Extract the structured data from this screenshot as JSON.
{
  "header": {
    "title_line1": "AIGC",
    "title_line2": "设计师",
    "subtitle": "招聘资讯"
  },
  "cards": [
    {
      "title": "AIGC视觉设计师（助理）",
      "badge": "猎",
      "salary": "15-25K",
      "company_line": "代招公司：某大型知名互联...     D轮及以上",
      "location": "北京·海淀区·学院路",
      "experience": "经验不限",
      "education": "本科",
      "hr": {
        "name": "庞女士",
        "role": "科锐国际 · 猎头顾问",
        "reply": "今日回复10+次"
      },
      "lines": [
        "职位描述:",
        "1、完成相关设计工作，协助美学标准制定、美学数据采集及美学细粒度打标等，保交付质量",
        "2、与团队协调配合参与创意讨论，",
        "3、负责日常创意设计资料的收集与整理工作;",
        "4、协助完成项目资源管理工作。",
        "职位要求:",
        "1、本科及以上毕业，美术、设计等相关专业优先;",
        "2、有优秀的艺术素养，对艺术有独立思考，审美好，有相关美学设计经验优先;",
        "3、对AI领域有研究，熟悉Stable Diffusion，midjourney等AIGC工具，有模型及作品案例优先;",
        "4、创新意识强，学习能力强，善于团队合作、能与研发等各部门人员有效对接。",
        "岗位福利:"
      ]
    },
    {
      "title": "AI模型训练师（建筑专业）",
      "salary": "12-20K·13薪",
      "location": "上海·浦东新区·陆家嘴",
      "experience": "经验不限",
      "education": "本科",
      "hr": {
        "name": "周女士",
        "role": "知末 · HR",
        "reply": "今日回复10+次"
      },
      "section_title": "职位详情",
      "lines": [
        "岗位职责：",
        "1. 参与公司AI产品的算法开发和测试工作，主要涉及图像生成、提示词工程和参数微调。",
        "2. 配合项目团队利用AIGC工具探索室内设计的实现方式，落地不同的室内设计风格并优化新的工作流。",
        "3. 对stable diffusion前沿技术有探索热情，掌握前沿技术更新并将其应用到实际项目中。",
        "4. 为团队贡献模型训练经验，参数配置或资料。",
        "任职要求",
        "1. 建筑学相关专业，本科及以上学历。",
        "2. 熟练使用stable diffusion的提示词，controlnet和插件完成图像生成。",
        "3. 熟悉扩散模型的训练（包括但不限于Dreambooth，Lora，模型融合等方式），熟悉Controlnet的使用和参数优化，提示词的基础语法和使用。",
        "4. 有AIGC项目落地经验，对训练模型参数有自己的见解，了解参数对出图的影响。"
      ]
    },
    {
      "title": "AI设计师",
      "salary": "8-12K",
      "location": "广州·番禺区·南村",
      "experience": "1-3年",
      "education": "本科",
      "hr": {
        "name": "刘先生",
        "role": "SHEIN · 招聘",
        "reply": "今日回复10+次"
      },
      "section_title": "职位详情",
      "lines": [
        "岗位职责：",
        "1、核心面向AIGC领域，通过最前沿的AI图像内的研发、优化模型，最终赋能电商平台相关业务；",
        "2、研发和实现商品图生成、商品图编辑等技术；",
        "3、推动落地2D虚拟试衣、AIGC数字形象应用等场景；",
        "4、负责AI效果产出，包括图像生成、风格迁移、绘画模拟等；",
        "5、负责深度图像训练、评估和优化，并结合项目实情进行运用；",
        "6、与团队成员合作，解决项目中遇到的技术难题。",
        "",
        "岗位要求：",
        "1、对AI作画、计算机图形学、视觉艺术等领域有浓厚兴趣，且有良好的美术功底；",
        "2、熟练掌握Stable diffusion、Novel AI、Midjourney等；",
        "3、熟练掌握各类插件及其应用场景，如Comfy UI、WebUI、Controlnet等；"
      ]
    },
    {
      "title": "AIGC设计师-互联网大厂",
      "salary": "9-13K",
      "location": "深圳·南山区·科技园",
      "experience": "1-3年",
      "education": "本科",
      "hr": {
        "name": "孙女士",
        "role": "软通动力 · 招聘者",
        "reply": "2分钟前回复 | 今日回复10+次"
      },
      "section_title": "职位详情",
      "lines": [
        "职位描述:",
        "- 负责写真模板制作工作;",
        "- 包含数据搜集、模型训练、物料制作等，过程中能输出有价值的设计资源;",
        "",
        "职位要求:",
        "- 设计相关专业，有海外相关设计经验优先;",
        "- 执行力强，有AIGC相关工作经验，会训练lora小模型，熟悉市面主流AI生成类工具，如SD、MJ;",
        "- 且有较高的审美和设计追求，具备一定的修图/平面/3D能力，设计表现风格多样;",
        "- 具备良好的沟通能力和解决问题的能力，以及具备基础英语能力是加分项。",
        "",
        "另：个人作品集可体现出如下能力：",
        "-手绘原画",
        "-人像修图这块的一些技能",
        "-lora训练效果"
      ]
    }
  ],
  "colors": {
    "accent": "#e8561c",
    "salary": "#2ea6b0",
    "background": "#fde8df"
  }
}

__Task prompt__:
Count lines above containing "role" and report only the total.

__Solution for this task__:
4